European stock markets closed 2%-2.5% lower, but off worst intraday levels following headlines that Russian President Putin gave his Foreign Minister Lavrov the go ahead to continue talks aiming to reach a ‘diplomatic solution’ in the Ukrainian conflict. US stock markets hesitated after Friday’s beating with main indices closing between flat (Nasdaq) and -0.5% (Dow). Technical pictures of key European and US equity gauges are still extremely fragile and at risk of deteriorating further.
US Treasuries fell prey to short covering ahead of the weekend, but that move didn’t persist yesterday. It is telling for the strength of the underlying bear flattening trend. US yield added 7.3 bps (2-yr) to 4.7 bps (30-yr). The US 7-yr yield even closed marginally above the US 10-yr yield.
The German yield curve bull steepened with daily yield changes falling up to 3.9 bps for the 5-yr. This is mainly a catch-up effect from Friday’s moves after European close. Intraday dynamics also showed that any rebound in German Bunds didn’t went that far, again telling something about the ongoing core bond sell-off as global central banks are behind the curve in tackling the inflation problem. 10-yr yield spread changes vs Germany widened by up to 3 bps.
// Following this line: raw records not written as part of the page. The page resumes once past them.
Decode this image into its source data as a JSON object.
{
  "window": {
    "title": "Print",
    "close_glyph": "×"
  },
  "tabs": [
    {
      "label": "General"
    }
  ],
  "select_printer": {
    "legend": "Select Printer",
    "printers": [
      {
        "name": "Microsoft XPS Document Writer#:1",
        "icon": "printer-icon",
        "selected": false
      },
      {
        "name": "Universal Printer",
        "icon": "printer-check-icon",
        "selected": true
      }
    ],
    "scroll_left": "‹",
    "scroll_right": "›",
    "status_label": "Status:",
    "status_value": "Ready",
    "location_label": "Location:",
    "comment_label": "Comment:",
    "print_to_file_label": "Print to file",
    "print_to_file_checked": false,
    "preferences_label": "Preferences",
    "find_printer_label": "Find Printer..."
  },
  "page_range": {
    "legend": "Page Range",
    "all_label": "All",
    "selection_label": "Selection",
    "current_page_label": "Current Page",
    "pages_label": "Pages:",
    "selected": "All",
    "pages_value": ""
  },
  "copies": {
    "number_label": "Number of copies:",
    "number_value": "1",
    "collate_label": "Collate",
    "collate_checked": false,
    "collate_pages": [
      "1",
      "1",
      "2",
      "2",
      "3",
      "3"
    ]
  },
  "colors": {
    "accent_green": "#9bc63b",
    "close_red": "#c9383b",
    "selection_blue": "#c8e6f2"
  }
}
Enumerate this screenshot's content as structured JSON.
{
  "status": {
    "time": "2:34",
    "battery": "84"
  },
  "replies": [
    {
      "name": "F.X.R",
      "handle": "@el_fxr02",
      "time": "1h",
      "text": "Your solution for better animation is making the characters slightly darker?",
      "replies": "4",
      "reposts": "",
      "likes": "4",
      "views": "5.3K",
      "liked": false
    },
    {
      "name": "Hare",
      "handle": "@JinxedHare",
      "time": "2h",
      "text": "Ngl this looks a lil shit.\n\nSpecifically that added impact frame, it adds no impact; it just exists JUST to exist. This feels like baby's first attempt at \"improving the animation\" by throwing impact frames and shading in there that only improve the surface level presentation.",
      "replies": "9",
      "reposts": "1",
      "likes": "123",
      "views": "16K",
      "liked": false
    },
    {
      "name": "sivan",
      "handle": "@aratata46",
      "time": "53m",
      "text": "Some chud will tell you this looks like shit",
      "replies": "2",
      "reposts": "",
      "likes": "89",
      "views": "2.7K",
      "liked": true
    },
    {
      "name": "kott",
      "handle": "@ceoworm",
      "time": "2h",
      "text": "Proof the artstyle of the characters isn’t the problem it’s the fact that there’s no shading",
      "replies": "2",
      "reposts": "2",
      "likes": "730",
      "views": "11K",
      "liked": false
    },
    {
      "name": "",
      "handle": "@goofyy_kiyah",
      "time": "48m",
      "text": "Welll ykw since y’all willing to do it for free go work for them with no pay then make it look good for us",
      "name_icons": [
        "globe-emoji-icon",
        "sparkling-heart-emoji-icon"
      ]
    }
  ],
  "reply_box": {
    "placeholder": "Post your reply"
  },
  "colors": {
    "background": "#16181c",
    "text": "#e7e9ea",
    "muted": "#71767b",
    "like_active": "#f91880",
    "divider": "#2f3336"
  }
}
The Japanese yen and the US dollar kept each other in balance yesterday with a close around 115.50 though the balance is again tipping in favour of JPY this morning. EUR/USD closed at 1.1307 and sits perfectly in the middle of the broad 1.1121-1.1483 trading band. EUR/GBP followed the move south in EUR/USD to close at 0.8357.
UK labour market data this morning printed too close to consensus to influence trading. The unemployment rate stabilized at 4.1% in the Oct-Dec period compared to Sep-Nov. Employment over that period declined by 38k vs the consensus estimate of -58k. January data nevertheless indicated a 31.9k decline in jobless claims with payrolls rising by 108k. Labour market data don’t alter the BoE’s normalization plans.
Today’s eco calendar contains German ZEW investor sentiment and the US February Empire Manufacturing Survey. We think they’ll play second fiddle and keep our focus on general risk sentiment. The Kingdom of Belgium will issue a new long 30y benchmark via syndication (OLO 95 June2053). It’s the second syndicated deal following a €5bn 10-yr benchmark mid-January (OLO 94 0.35% June2032). This year’s funding plan consists of raising €41.2bn in OLO funding to cover the lion share of the €48.28bn gross borrowing requirement. A New Green OLO remains in the pipeline for later this year.
The Japanese economy rebounded in Q4 at an 5.4% Q/Q annualized pace (1.3.% Q/Q) from an upwardly revised 2.7% Q/Qa contraction in the previous quarter. The outcome was slightly below expectations but the details were fairly constructive. Private consumption (+2.7% Q/Q) was the main driver as spending rebounded. However, the Omicron variant is again negatively affecting activity in the current quarter. Capital spending rose 0.4% Q/Q. Net exports made a positive contribution to growth of 0.2 ppt indicating a solid export performance. Inventory adjustment subtracted 0.1 ppt. Even after the Q4 rebound, Japanese activity is still slightly below its pre-pandemic level. The resurgence of the Omicron, higher prices and uncertainty on the impact of the Ukraine crisis might slow activity this quarter even as public spending will be a supportive. The 10-yr government bond yield (0.215%) remains well below the 0.25% level that the BoJ indicated it wants to defend last week. The yen strengthens slightly this morning with USD/JPY trading at 115.35.
Iron future contracts in Asia declined about 10% this morning, the second consecutive day of substantial losses. The decline comes as Chinese authorities indicated that they want to take action to address a spread of misinformation on prices. They warn iron are trading companies not to speculate, hoard or hike prices. Chinese authorities (state planner) are also reported to plan meetings with trading companies to ensure a smooth operation of trading in the commodity. The reference contract end last week touched the highest level since early August last year.